Turnchapel Wharf Map V2

1700s to 1900s

The Baron of Boringdon John Parker, also known as the 1st Earl of Morley, established Turnchapel Wharves as a highly respected shipyard during the 17th century with the yard being used to repair the King's ships. Parker and his son were influential in shaping many aspects of Eastern Plymouth, being the driving force behind the iron bridge between Laira and Pomphlett as well creating the several wet and dry docks around Turnchapel bay.

The Parker name lives on to this day with several pubs named after the Parker family. The family Coat of Arms appears in various locations across the city, and Boringdon Road being the main road through the village.

Yard Chain Lines

Early 1900s to 1993

With the Turnchapel Station being opened in the late-1800s, the Wharf became an attractive location for The Admiralty and the Royal Navy who acquired the site in 1903 along with a parcel of land in the disused Hooe Lake Quarry.

Used as a naval oil depot during the Second World War, Turnchapel was not immune to the bombings in 1940 with the Wharf being badly damaged and adjacent train station destroyed. Nonetheless, troops from the US 29th Division used the Wharf to board their Tank Landing Ships ahead of the Normandy Landings in 1944.

Mod Landing Craft

1993 - 2014

The Royal Marines made RM Turnchapel their base in 1993 with the 539 Royal Assault Squadron being based on the site. The Squadron are part of the 3 Commando Brigade and are specially trained to use landing craft and undertake amphibious assault missions. 

The Squadron are named after the 539 Assault Flotilla which played a key role in the D-Day landings in 1944, specifically on Gold Beach, Normandy.

In 2013, the Ministry of Defence decided RM Turnchapel was surplus to requirements and the Squadron relocated to the city's main Naval Base in Devonport.

Turnchapel Wharf Aerial 2014

2014 to present day

RM Turnchapel was purchased by Yacht Havens Group, one of the UK's leading marina owners, developers and operators, who already owned the adjacent Plymouth Yacht Haven and dry stack marina Yacht Haven Quay.

The site was renamed as Turnchapel Wharf and the company set about redeveloping the naval buildings into modern facilities for maritime businesses. 

Within a few years, the site was transformed with state-of-the-art facilities for a wide range of local, national and global marine businesses. Ammunition stores had been refurbished into offices, and hangars repurposed into workshops for pioneering marine autonomy. In 2017, The Guard Room cafe was built and opened to cater for the growing number of businesses using Turnchapel Wharf, as well as providing a waterfront eatery for the local community.

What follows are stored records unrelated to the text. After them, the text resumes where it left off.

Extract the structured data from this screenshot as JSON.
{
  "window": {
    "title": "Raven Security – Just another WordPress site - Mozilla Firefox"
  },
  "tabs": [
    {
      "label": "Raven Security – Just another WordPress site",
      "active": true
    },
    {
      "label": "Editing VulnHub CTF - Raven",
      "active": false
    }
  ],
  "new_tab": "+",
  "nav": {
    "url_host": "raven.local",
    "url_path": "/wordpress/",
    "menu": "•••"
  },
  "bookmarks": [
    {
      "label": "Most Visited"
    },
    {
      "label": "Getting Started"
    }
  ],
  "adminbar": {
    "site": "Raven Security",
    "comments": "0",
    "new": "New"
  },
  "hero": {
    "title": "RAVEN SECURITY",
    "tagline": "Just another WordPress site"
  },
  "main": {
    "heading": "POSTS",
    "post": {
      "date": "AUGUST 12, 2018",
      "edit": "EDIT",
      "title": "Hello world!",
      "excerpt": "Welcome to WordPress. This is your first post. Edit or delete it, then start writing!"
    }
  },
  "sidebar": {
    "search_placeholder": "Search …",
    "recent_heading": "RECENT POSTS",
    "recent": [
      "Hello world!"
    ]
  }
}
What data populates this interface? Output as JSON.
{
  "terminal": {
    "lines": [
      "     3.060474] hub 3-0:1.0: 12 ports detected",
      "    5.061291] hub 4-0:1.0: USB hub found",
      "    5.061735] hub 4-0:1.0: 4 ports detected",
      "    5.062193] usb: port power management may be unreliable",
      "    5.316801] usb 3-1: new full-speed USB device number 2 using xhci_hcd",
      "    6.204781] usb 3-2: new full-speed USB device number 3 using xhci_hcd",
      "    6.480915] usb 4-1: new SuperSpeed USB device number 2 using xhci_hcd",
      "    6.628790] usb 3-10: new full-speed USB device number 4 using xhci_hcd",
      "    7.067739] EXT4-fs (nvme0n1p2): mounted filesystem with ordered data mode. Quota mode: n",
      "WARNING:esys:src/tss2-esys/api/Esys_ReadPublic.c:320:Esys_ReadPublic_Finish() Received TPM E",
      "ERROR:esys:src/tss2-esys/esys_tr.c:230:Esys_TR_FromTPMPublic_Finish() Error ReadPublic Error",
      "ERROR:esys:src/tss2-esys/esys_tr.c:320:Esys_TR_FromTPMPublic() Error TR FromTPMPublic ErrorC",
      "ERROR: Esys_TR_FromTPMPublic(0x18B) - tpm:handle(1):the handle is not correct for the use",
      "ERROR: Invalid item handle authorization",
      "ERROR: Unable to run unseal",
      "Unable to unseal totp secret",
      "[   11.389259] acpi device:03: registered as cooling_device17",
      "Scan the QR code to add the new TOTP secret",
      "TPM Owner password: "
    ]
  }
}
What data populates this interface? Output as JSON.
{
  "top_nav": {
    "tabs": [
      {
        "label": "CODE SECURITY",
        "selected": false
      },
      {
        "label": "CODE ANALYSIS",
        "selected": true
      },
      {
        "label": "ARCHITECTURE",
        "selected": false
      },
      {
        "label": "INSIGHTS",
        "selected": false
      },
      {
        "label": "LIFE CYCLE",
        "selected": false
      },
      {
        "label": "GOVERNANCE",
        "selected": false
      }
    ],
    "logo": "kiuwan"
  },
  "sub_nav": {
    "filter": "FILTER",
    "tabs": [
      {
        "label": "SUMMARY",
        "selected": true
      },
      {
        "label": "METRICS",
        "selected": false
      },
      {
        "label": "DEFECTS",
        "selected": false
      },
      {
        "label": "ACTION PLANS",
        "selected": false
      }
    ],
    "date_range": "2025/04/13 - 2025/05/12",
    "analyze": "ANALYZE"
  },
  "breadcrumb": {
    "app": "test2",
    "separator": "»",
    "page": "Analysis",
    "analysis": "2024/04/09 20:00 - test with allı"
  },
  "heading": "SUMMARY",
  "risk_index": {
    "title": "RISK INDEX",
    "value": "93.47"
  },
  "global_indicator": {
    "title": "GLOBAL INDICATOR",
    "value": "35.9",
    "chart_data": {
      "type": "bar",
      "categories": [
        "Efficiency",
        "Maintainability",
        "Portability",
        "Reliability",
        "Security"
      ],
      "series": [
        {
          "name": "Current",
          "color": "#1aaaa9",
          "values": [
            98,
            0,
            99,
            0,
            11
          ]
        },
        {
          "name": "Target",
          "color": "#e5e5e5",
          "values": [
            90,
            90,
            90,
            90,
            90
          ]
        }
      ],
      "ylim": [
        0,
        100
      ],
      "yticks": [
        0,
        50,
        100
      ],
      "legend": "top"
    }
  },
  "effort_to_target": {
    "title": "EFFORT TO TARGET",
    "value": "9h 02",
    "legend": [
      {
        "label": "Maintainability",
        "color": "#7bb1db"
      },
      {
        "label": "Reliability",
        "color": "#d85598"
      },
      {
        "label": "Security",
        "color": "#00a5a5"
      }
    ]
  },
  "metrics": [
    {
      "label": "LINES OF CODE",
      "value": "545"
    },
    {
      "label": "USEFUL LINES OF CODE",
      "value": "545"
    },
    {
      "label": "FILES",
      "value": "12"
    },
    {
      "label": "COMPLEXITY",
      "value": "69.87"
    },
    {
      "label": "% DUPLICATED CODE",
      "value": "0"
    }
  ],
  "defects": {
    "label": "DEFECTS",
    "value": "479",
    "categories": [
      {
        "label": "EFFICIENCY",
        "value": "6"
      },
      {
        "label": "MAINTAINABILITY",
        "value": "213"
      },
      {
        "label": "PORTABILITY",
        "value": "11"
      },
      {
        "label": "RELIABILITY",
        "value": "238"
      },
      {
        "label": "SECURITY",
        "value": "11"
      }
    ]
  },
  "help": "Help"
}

"Our investment has given us a dedicated hub from which all servicing and maintenance can be co-ordinated, resulting in an increasingly efficient service for yacht owners."

- Colin Capewell, MD for Princess Motor Yacht Sales